**REQUIRED ACTION**
Among the lines of the records, find all that carry the word "accès" and copy them.

[Items from an interface collection]
◇ ◇ ◇ ◇

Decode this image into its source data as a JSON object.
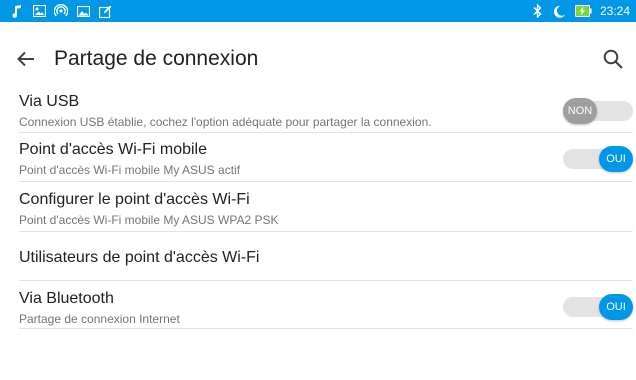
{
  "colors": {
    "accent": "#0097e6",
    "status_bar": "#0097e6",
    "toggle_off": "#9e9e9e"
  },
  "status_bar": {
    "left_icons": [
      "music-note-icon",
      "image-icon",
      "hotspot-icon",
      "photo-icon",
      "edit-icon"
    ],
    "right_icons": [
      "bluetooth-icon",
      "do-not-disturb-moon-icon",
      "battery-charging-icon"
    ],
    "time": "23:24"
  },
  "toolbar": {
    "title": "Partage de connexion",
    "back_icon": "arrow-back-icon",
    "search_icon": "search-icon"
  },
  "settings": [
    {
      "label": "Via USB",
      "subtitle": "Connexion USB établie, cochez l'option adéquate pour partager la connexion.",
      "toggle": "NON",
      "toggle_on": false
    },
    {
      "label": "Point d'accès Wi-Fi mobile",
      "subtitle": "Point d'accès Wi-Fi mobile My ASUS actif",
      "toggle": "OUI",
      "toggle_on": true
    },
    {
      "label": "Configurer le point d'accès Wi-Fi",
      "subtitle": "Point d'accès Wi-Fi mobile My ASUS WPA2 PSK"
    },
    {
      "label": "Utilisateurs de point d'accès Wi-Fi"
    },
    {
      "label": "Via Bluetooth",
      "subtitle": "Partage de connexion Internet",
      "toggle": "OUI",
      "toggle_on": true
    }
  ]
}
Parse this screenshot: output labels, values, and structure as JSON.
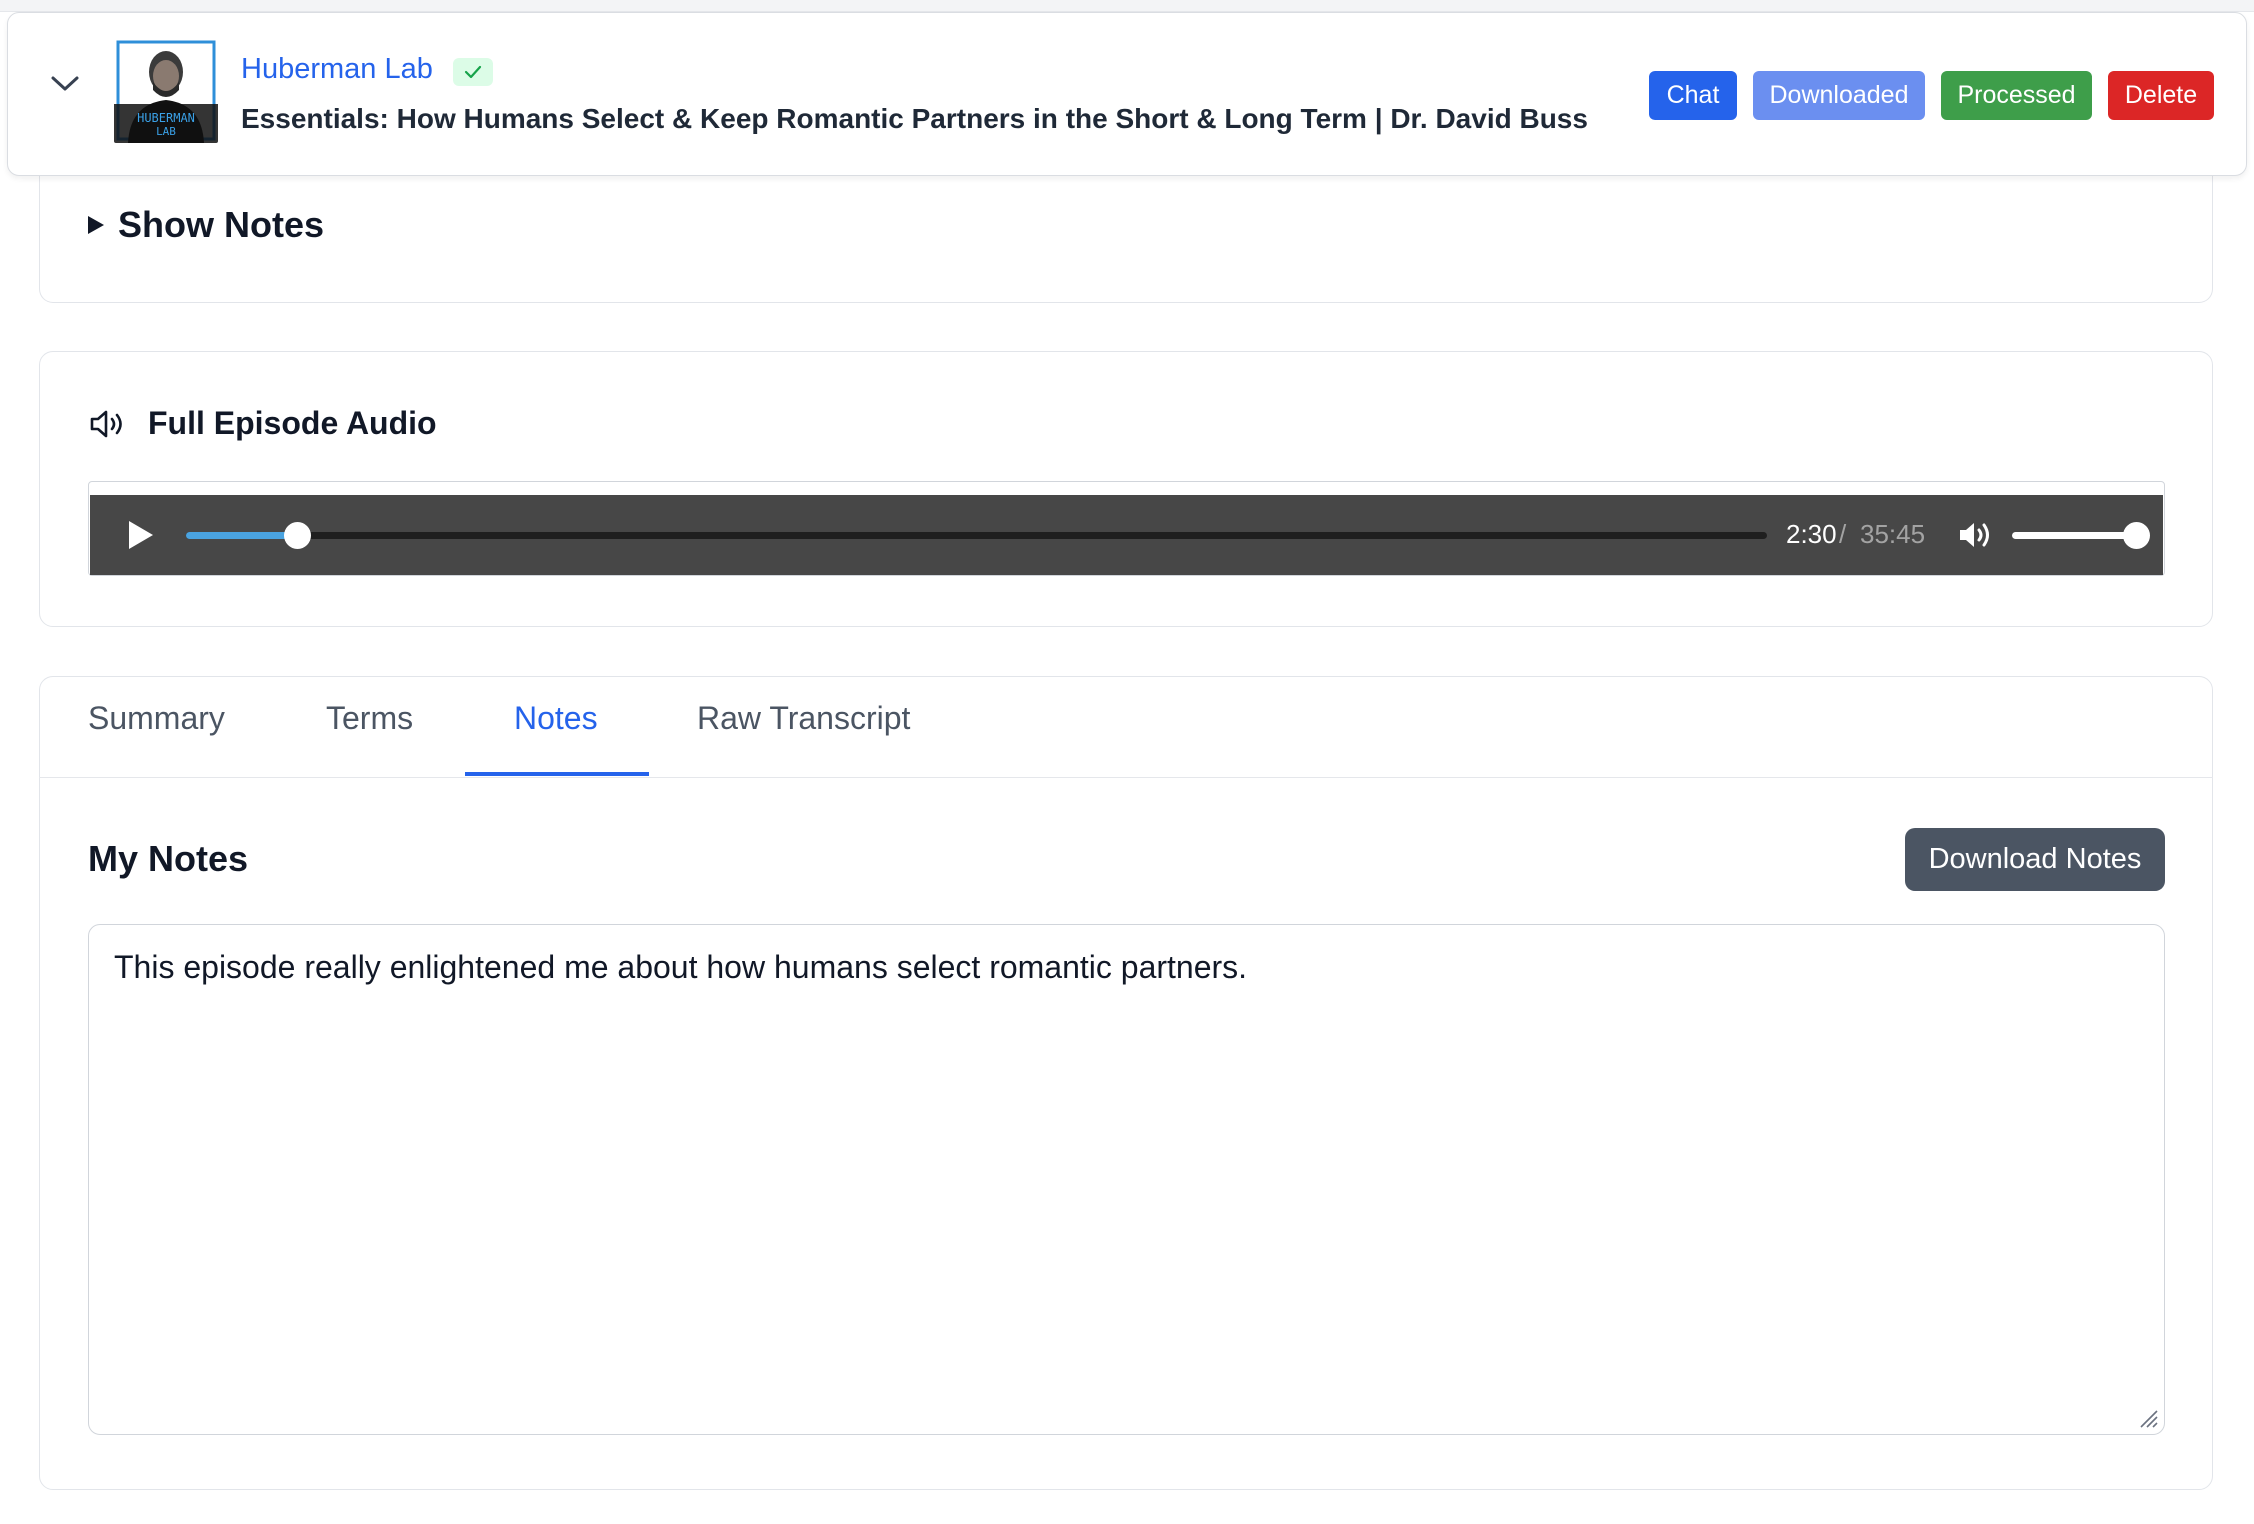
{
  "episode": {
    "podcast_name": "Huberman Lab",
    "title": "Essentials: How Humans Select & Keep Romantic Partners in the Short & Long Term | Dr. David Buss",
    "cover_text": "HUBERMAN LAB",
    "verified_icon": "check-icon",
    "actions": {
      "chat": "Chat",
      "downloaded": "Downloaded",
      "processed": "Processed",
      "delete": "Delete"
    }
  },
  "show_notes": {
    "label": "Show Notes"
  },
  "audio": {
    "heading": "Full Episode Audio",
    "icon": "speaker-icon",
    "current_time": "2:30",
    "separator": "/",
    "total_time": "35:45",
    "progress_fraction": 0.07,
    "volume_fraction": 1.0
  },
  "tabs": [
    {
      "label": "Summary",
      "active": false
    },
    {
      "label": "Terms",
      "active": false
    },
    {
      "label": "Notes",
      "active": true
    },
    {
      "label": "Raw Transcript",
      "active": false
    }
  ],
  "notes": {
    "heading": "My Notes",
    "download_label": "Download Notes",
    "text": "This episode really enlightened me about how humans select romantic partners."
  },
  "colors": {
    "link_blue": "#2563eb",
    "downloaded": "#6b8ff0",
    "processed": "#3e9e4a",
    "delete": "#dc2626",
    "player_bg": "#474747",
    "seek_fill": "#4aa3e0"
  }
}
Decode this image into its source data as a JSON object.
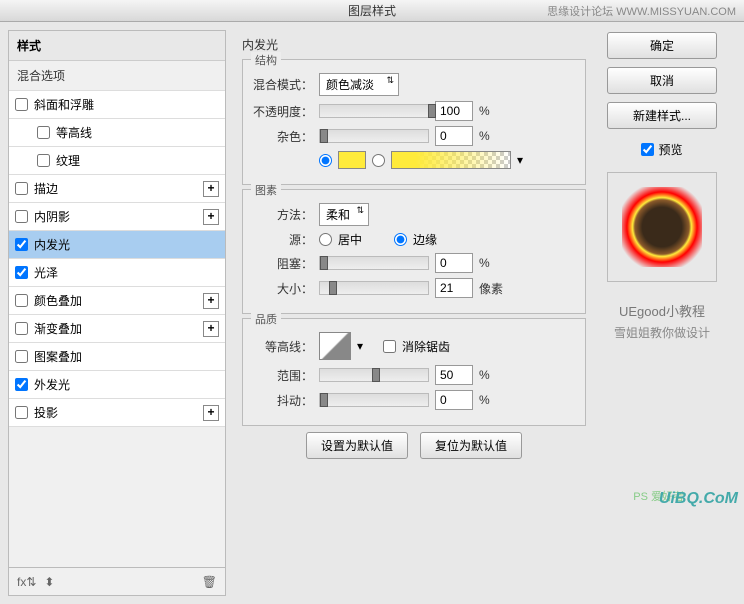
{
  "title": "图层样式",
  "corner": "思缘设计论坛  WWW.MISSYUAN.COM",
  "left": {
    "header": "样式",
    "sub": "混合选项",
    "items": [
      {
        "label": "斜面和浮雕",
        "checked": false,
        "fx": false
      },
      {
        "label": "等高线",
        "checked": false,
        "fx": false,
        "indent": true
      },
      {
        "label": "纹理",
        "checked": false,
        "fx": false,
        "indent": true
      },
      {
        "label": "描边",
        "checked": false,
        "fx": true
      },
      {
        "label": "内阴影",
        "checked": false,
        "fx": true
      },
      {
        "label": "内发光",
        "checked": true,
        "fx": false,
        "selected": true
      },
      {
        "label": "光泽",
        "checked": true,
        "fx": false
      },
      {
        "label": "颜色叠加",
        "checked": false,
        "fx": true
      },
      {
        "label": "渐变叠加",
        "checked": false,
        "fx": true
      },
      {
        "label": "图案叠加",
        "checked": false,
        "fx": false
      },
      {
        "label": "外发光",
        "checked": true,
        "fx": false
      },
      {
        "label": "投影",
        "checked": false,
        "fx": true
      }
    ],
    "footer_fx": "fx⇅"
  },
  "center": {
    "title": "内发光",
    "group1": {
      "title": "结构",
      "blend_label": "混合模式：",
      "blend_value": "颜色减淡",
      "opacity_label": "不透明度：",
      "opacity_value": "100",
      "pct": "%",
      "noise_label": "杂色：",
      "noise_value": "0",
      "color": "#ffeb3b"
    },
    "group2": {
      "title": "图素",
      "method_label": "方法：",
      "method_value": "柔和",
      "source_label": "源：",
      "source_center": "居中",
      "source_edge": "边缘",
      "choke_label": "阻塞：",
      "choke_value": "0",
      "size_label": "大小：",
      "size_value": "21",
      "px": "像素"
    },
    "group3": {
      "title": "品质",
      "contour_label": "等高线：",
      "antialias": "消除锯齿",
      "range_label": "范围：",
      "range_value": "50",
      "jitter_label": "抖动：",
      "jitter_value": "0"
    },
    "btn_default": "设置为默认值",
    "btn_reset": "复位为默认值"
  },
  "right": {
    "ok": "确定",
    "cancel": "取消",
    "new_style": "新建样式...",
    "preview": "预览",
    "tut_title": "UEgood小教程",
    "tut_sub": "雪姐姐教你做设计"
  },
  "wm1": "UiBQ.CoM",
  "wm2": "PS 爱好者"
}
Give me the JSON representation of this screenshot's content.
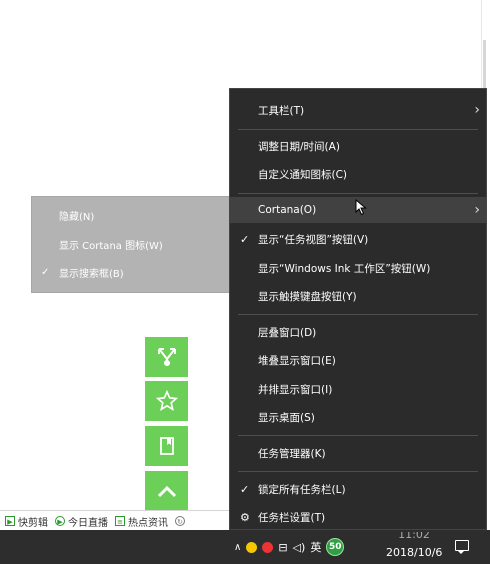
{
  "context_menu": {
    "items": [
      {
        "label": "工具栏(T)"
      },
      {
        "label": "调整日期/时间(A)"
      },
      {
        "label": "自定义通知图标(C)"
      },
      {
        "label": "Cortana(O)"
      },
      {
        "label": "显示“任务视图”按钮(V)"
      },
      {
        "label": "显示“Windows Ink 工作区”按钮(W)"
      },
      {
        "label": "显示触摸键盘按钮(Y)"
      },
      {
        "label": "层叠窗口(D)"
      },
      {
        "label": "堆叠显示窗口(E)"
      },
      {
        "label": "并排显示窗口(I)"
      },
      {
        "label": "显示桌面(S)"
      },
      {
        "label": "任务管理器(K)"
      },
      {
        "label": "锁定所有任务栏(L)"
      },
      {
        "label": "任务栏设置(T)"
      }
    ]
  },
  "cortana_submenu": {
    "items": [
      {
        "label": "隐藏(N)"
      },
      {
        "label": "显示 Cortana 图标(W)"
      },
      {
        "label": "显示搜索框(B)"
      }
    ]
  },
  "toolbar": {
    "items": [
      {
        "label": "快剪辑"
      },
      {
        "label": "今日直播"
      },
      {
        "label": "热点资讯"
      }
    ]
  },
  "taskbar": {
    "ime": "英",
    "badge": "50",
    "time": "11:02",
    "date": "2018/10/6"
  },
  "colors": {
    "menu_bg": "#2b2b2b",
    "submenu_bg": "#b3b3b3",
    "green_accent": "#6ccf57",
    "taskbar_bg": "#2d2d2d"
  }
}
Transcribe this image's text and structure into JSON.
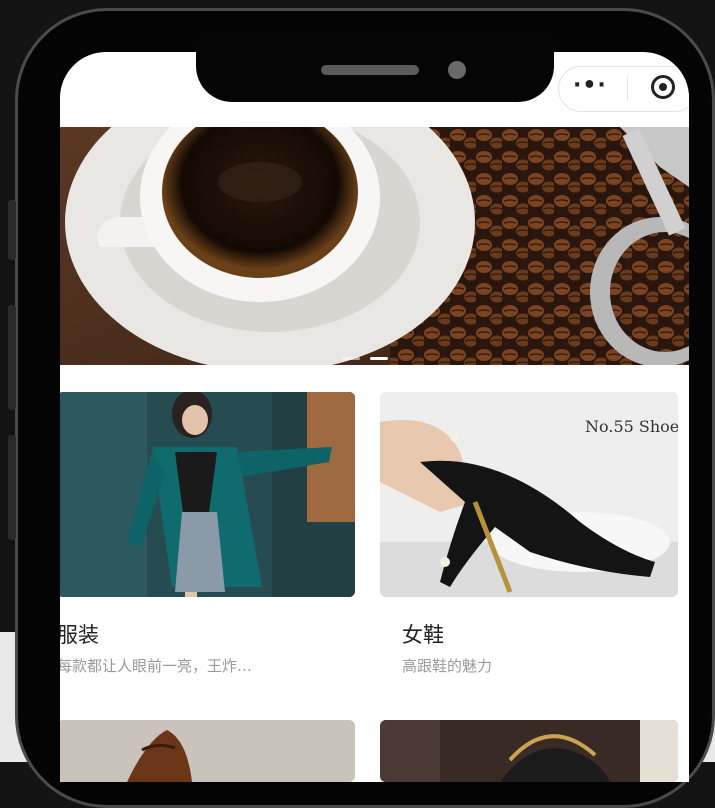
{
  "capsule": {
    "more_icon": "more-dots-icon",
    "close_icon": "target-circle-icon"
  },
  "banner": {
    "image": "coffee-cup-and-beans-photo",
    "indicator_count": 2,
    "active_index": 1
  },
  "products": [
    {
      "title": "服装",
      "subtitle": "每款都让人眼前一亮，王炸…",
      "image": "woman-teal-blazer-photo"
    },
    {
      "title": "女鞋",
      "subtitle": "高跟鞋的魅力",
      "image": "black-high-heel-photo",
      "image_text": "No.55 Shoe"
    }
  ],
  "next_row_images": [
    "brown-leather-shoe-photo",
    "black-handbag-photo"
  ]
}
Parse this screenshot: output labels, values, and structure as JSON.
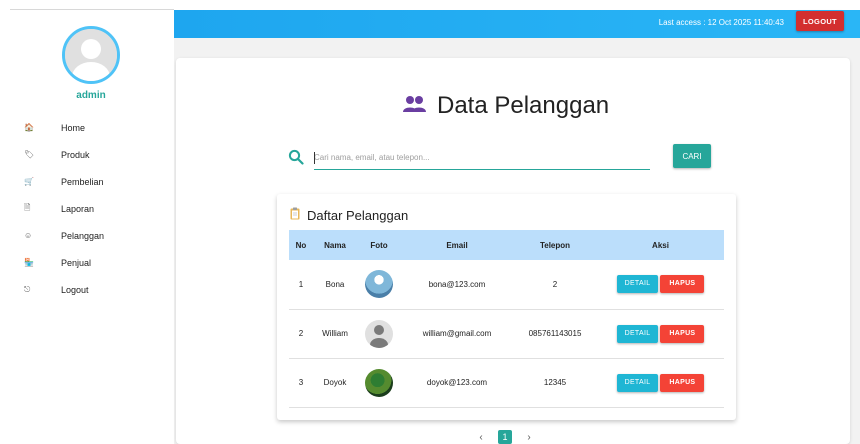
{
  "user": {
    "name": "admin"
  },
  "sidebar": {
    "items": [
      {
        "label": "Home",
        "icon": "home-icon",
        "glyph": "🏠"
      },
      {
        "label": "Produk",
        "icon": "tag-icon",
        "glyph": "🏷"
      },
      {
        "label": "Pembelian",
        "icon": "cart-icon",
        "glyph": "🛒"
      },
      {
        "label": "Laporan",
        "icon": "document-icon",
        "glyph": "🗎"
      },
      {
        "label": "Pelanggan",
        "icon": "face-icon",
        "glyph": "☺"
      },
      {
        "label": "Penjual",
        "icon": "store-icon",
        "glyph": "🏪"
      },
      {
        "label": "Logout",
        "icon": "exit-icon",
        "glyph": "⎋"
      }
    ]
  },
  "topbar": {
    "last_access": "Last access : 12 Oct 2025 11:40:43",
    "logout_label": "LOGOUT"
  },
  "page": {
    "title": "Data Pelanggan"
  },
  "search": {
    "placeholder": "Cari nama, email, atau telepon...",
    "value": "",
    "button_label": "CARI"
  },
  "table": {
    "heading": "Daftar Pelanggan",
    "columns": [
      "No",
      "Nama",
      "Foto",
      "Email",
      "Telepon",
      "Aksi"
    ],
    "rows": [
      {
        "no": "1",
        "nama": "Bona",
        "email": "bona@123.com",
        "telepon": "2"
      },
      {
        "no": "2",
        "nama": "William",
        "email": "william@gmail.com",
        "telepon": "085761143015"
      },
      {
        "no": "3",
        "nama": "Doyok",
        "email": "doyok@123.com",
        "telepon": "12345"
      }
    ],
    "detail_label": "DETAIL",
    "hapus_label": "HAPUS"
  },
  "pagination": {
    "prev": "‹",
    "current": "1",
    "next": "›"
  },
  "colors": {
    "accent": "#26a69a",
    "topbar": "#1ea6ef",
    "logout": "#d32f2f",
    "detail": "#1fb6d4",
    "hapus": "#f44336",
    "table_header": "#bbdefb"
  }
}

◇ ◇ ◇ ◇

**REPLY TO THE EXERCISE**
      "label": "Point d'accès Wi-Fi mobile",
      "subtitle": "Point d'accès Wi-Fi mobile My ASUS actif",
      "label": "Configurer le point d'accès Wi-Fi",
      "subtitle": "Point d'accès Wi-Fi mobile My ASUS WPA2 PSK"
      "label": "Utilisateurs de point d'accès Wi-Fi"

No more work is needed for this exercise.